She could be sitting up in bed, studying her lines; she might, at any moment, fling off the covers and pass by the window in stunning silhouette. She doesn't. But thirty minutes later I'm still watching when the light goes out. I am close enough to see all of the horseshoe driveway. The gate is locked, of course, but there is no one around. It couldn't be quieter....
“Where’d you learn to crank like that?”
“Where’d you learn to put that kind of spin on the ball?
“I don’t know. It just seemed the optimum method for knocking down pins.”
I’d been at the other end of Lucky Strike Lanes, drinking Early Times from a paper bag and feeling sorry for myself.
I was going to be fired. Why else would the general manager call me into his office? I sold fewer rooms than the other reservation clerks. I’d once been reprimanded for not pushing the higher-priced rooms. When management wanted to move me to the front desk I’d turned them down. But that wasn’t it.
“YOU CAN’T BE SERIOUS,” Father said.
Roger, Father’s young friend and fellow adventurer, stepped into the tent. “Are you two fighting?”
“Jane says she won’t be returning to the States with us.”
“She intends to give up everything for this . . . ape-man.”
“The same man who kidnapped you?” Roger said to me. “The same man who took you against your will to his jungle lair?”
“Yes,” I said. “The same.”
In 1982, while shaking hands with Amiri Baraka (formerly LeRoi Jones), I told him how much I enjoyed a production I’d seen years before of his controversial, award-winning play, Dutchman. A short man with bits of gray in his close-cropped hair and intense sad eyes, Baraka thanked me in a barely audible voice, then blinked and looked away...

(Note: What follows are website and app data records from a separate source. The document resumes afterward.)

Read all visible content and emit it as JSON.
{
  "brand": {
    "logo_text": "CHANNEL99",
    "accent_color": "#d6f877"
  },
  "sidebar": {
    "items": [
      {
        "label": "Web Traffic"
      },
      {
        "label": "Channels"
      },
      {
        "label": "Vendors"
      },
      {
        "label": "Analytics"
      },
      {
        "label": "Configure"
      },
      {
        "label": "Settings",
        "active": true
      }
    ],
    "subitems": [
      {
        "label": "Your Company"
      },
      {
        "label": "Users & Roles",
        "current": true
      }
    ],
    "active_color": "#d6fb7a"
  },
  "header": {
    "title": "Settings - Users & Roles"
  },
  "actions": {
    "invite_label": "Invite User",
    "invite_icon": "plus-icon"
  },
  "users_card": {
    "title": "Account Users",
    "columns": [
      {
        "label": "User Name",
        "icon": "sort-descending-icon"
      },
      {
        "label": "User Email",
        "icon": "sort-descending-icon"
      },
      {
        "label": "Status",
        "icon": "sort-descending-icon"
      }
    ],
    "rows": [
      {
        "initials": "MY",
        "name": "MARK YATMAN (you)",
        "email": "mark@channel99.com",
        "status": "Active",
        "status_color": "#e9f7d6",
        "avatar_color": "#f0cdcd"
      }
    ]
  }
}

It wasn’t supposed to be this way. When Jenny imagined her father’s death, she’d always pictured Rob standing next to her, ready with a hug and a comforting word...
Green Mountains Review – "Neighbors
It was one o’clock in the morning and I was driving out of town with a man I had only known for ten minutes, contemplating running a red light or exceeding the speed limit to attract any police cars that might be around...
Rumpus – Elk
Jenny hadn’t wanted to come to the cemetery. She appreciated the significance of her and Karen visiting their parents’ gravesite for the first time since their father passed—effectively orphaning them—but after only a day with her sister and brother-in-law she felt more fragile, shakier, than when she arrived, not nearly up to standing over the bodies of her deceased parents...